We are continually reminded that there is variability inherent in California’s precipitation and weather patterns, which has been particularly vivid this year, and our water system has been built to address this variability and the maldistribution of water in California. We are also reminded that there is tremendous value in having stored water, both in reservoirs and aquifers, for both flood protection earlier in the year and for water supply management for all beneficial uses in these types of years.
To summarize the water picture in the Sacramento Valley this year:
Term 91. The State Water Board on June 5 issued notices of curtailments under Term 91, which is designed to protect project releases from storage when the Delta is in balance. More information is available from the SWRCB.
Sacramento River. With respect to the Sacramento River, Reclamation on June 8 found “the forecasted inflow to Shasta Lake is currently projected at greater than 3.2 million acre-feet, and we are in a “Shasta Non-Critical” year. California Department of Water Resources’ Bulletin 120 was updated on June 4, showing a large increase in Shasta Lake inflow since the May 1 forecast. The forecasted inflow to Shasta Lake is currently greater than 3.2 million acre-feet, changing the previous determination of a “Shasta Critical” to “Shasta Non-Critical” water year as defined in certain Central Valley Project contracts.” Both Sacramento River Settlement Contracts and the National Wildlife Refuges will receive full supplies. Importantly, the Bureau of Reclamation, in consultation with its fishery partners, is working through a Sacramento River Temperature Plan and it will continue to work with water suppliers to adjust its operations this year to help manage temperature issues in the upper Sacramento River for incubating salmon, while also serving water for birds, cities and rural communities and farms.
CVP Water Supplies. For Central Valley Project contracts, the Municipal and Industrial (M&I) supplies on both the American and Sacramento Rivers will receive a 75% allocation; and the allocations for north of Delta Agricultural Water Service Contractors along the west-side of the Valley and in Shasta County are at 50%.

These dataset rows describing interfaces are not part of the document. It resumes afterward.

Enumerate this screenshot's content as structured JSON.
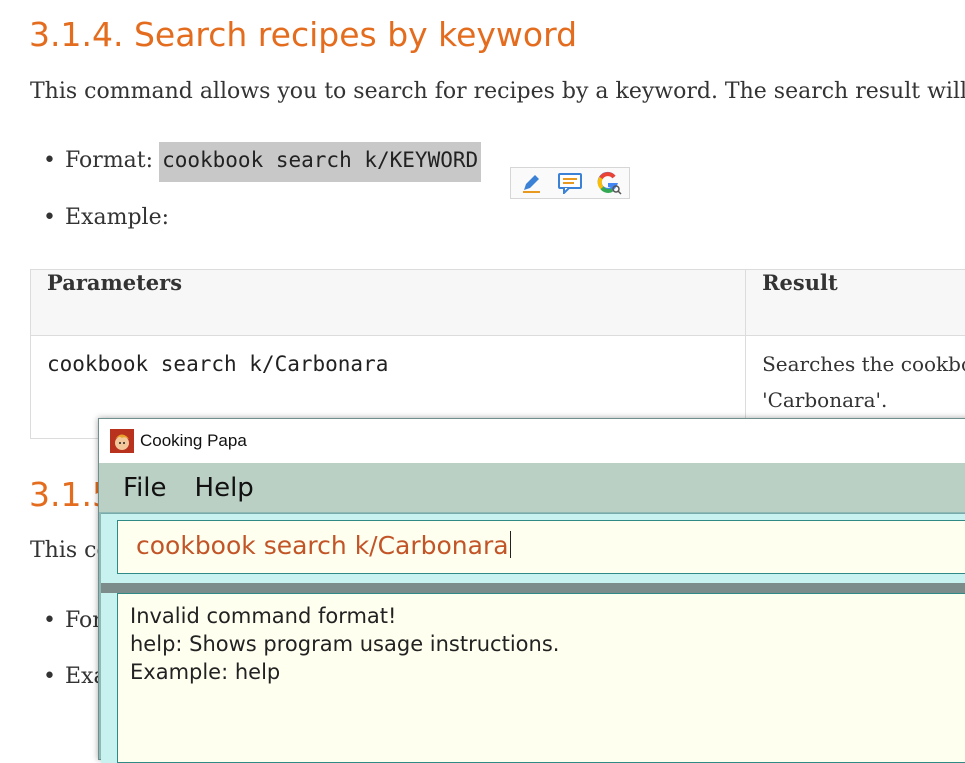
{
  "doc": {
    "section1": {
      "heading": "3.1.4. Search recipes by keyword",
      "intro": "This command allows you to search for recipes by a keyword. The search result will be returne",
      "format_label": "Format:",
      "format_code": "cookbook search k/KEYWORD",
      "example_label": "Example:"
    },
    "table": {
      "headers": [
        "Parameters",
        "Result"
      ],
      "rows": [
        {
          "param": "cookbook search k/Carbonara",
          "result_line1": "Searches the cookbo",
          "result_line2": "'Carbonara'."
        }
      ]
    },
    "section2": {
      "heading_partial": "3.1.5",
      "intro_partial": "This co",
      "format_partial": "For",
      "example_partial": "Exa"
    },
    "context_toolbar": {
      "icons": [
        "pencil-icon",
        "comment-icon",
        "google-search-icon"
      ]
    }
  },
  "app": {
    "title": "Cooking Papa",
    "menu": [
      "File",
      "Help"
    ],
    "command_input": "cookbook search k/Carbonara",
    "result": [
      "Invalid command format!",
      "help: Shows program usage instructions.",
      "Example: help"
    ]
  },
  "colors": {
    "heading": "#e46c1e",
    "menubar": "#bbd0c5",
    "pane": "#c7f2f0",
    "input_text": "#c25528",
    "box_bg": "#fffff0"
  }
}
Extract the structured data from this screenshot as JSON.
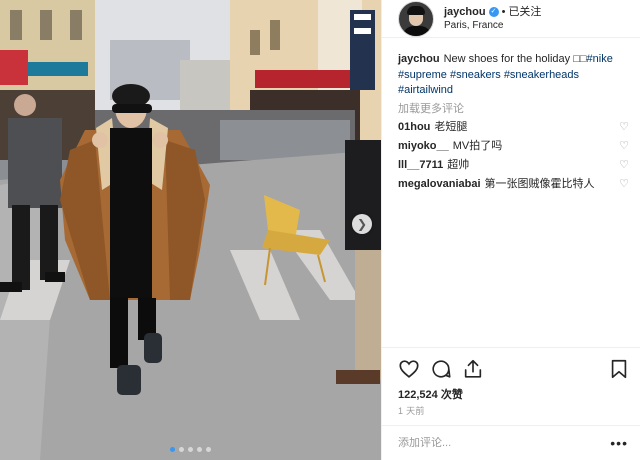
{
  "post": {
    "username": "jaychou",
    "verified_icon": "verified-badge-icon",
    "separator": "•",
    "follow_label": "已关注",
    "location": "Paris, France",
    "caption_user": "jaychou",
    "caption_text": "New shoes for the holiday ",
    "caption_emoji": "□□",
    "caption_tags_line1": "#nike",
    "hashtags": [
      "#supreme",
      "#sneakers",
      "#sneakerheads",
      "#airtailwind"
    ],
    "load_more": "加载更多评论",
    "comments": [
      {
        "user": "01hou",
        "text": "老短腿"
      },
      {
        "user": "miyoko__",
        "text": "MV拍了吗"
      },
      {
        "user": "lll__7711",
        "text": "超帅"
      },
      {
        "user": "megalovaniabai",
        "text": "第一张图贼像霍比特人"
      }
    ],
    "likes": "122,524 次赞",
    "time": "1 天前",
    "comment_placeholder": "添加评论...",
    "more_label": "•••"
  },
  "carousel": {
    "dots": 5,
    "active": 0
  },
  "colors": {
    "link": "#003569",
    "accent": "#3897f0",
    "muted": "#999999"
  }
}
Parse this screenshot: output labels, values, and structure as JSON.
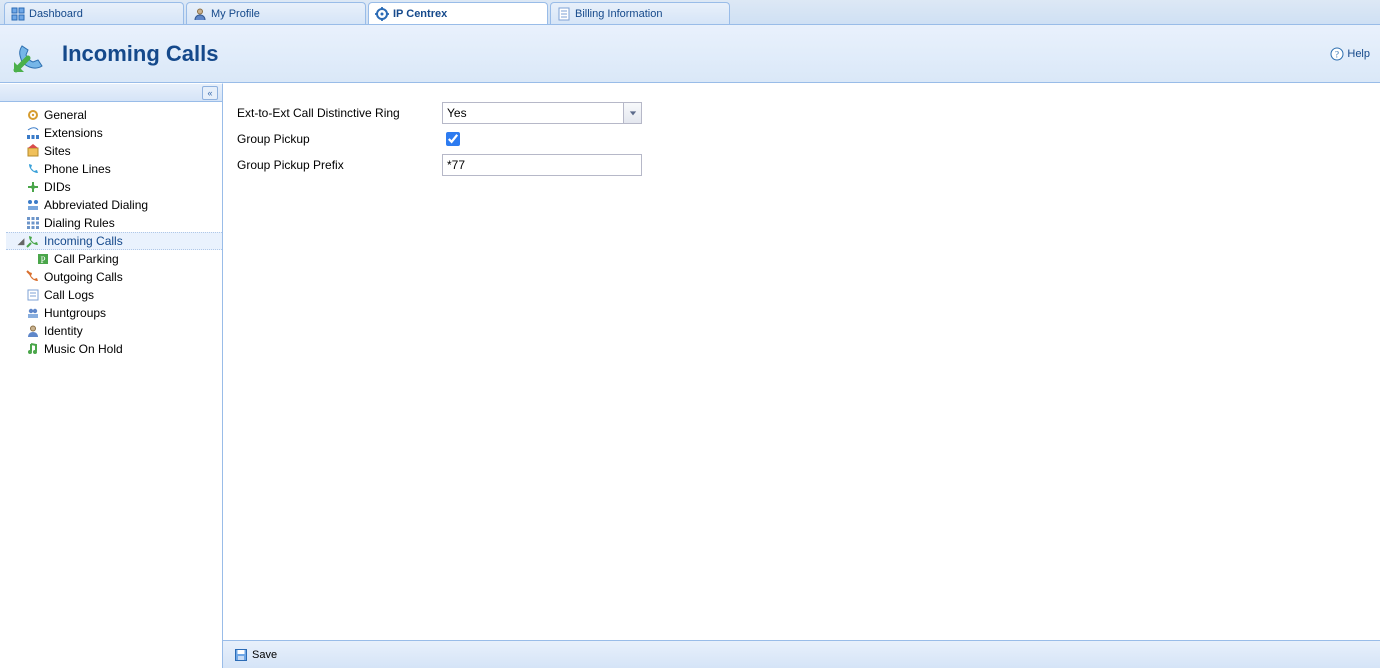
{
  "tabs": {
    "dashboard": "Dashboard",
    "my_profile": "My Profile",
    "ip_centrex": "IP Centrex",
    "billing_info": "Billing Information"
  },
  "header": {
    "title": "Incoming Calls",
    "help": "Help"
  },
  "sidebar": {
    "general": "General",
    "extensions": "Extensions",
    "sites": "Sites",
    "phone_lines": "Phone Lines",
    "dids": "DIDs",
    "abbrev_dialing": "Abbreviated Dialing",
    "dialing_rules": "Dialing Rules",
    "incoming_calls": "Incoming Calls",
    "call_parking": "Call Parking",
    "outgoing_calls": "Outgoing Calls",
    "call_logs": "Call Logs",
    "huntgroups": "Huntgroups",
    "identity": "Identity",
    "music_on_hold": "Music On Hold"
  },
  "form": {
    "distinctive_ring_label": "Ext-to-Ext Call Distinctive Ring",
    "distinctive_ring_value": "Yes",
    "group_pickup_label": "Group Pickup",
    "group_pickup_checked": true,
    "group_pickup_prefix_label": "Group Pickup Prefix",
    "group_pickup_prefix_value": "*77"
  },
  "footer": {
    "save": "Save"
  },
  "colors": {
    "accent": "#15498b",
    "border": "#99bce8"
  }
}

Water resources managers in Northern California have learned from recent wet and dry years and they are working hard to deliver water for multiple benefits throughout the region. Thanks to the good planning and work of water resources managers, Northern California is prepared for this water year. For a further discussion on the variability in the region, see Drought, Flood and Fire in the Sacramento Valley.